## ACTION ITEM
Your reply should hold only the lines from the records below where "Vælg" occurs.

## INPUT DATA
--*--

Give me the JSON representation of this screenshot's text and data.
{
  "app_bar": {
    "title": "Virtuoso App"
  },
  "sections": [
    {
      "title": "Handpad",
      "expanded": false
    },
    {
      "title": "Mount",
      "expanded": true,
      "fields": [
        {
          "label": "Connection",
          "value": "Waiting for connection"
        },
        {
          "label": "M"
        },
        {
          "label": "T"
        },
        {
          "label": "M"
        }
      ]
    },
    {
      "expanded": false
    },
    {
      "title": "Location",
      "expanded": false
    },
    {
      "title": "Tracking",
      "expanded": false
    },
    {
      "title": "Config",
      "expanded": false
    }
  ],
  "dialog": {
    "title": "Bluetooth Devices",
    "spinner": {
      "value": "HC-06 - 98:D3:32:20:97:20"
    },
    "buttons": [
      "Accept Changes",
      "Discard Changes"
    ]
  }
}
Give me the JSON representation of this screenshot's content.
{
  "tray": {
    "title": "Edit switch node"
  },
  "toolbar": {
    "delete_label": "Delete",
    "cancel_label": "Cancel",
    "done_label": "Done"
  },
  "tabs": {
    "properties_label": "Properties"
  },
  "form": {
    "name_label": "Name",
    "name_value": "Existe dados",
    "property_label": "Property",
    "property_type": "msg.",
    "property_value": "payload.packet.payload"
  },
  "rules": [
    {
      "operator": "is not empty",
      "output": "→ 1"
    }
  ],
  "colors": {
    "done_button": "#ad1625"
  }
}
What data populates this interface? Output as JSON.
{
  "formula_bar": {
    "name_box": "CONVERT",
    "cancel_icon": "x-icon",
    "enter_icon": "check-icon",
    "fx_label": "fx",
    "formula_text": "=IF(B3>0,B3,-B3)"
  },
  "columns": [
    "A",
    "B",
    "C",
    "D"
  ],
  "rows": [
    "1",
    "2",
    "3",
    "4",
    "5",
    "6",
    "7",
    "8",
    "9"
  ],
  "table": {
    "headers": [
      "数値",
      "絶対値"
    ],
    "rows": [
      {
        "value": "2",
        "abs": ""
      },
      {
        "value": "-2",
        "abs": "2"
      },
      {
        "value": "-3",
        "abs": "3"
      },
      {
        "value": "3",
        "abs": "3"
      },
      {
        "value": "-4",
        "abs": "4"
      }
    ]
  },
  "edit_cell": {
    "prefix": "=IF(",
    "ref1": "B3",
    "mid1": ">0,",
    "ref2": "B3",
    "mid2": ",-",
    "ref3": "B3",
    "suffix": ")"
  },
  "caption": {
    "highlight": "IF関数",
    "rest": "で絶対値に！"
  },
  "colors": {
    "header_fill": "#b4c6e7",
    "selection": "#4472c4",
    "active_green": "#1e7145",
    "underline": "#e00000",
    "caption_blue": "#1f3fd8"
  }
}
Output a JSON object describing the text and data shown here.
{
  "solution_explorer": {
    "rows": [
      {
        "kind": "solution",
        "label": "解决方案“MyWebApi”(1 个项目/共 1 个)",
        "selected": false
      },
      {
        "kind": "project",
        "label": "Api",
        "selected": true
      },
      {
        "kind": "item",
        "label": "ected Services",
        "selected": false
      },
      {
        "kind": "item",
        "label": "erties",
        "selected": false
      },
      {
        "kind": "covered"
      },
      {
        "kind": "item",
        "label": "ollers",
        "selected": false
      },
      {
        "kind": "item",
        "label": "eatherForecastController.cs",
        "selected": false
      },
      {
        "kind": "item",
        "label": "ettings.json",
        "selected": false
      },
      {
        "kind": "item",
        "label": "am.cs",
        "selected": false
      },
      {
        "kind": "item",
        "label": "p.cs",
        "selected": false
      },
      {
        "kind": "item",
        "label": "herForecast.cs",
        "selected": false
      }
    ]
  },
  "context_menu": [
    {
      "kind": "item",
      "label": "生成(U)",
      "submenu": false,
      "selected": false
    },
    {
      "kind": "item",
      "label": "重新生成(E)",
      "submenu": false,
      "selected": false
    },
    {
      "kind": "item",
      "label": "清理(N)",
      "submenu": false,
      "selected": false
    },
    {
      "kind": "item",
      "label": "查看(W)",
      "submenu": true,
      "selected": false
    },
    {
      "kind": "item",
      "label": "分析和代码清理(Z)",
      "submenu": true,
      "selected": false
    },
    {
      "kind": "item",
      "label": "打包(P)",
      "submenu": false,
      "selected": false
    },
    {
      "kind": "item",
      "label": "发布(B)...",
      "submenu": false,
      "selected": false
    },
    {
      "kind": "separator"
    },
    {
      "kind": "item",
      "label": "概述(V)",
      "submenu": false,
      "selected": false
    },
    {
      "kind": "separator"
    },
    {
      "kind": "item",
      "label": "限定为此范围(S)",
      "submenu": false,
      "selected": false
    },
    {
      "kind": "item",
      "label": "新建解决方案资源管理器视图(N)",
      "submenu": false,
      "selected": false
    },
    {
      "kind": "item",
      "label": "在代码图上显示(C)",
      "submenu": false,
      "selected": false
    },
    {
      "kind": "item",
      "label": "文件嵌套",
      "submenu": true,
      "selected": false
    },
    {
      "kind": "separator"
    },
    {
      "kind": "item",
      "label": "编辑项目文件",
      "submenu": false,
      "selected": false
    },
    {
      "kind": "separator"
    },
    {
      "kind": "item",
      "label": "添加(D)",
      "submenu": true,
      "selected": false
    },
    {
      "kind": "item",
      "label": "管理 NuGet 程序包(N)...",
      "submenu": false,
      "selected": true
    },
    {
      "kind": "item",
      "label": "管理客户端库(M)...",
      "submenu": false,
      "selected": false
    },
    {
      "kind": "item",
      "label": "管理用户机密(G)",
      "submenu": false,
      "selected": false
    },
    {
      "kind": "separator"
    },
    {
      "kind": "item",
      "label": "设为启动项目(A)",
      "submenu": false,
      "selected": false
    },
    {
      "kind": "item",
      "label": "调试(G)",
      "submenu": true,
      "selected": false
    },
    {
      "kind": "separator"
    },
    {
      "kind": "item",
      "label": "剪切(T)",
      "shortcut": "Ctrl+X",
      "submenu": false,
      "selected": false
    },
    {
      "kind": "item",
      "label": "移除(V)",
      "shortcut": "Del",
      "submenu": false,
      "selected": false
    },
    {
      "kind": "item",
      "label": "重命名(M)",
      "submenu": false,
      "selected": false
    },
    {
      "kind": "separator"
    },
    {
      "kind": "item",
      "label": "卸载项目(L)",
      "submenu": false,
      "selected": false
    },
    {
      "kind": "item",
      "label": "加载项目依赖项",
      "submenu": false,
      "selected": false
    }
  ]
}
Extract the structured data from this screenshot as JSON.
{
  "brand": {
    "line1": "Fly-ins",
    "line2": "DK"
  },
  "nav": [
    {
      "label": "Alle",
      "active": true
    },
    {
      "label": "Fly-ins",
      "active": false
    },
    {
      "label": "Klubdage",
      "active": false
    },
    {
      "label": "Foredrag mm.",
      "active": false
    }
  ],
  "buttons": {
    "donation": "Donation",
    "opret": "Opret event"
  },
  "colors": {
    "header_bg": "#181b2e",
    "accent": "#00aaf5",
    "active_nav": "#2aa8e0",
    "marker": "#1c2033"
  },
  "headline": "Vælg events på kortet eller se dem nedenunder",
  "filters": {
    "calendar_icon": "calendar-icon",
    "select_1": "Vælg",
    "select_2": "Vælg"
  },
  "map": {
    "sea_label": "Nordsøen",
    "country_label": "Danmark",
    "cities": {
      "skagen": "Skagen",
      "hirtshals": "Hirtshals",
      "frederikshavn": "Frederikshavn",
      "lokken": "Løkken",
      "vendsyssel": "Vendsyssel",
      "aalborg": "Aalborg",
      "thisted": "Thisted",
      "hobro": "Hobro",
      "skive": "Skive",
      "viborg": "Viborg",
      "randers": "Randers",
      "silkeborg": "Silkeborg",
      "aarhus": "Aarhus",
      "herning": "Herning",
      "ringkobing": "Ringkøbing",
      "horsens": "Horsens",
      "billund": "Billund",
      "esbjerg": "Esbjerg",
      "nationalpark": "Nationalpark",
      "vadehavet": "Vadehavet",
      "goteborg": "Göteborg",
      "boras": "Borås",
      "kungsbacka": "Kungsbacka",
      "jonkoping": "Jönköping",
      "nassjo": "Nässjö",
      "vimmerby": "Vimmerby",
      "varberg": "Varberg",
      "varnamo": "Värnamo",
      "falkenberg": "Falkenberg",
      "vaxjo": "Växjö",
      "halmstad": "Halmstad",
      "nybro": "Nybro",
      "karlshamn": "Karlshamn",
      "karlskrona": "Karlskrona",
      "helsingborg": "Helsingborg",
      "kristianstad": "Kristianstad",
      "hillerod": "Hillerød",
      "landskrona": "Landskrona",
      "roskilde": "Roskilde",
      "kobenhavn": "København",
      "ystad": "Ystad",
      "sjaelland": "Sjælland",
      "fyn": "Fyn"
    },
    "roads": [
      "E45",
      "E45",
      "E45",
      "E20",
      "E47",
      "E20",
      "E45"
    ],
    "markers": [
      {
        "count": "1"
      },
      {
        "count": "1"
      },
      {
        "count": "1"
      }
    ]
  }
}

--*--

## WRITTEN ANSWER
  "headline": "Vælg events på kortet eller se dem nedenunder",
    "select_1": "Vælg",
    "select_2": "Vælg"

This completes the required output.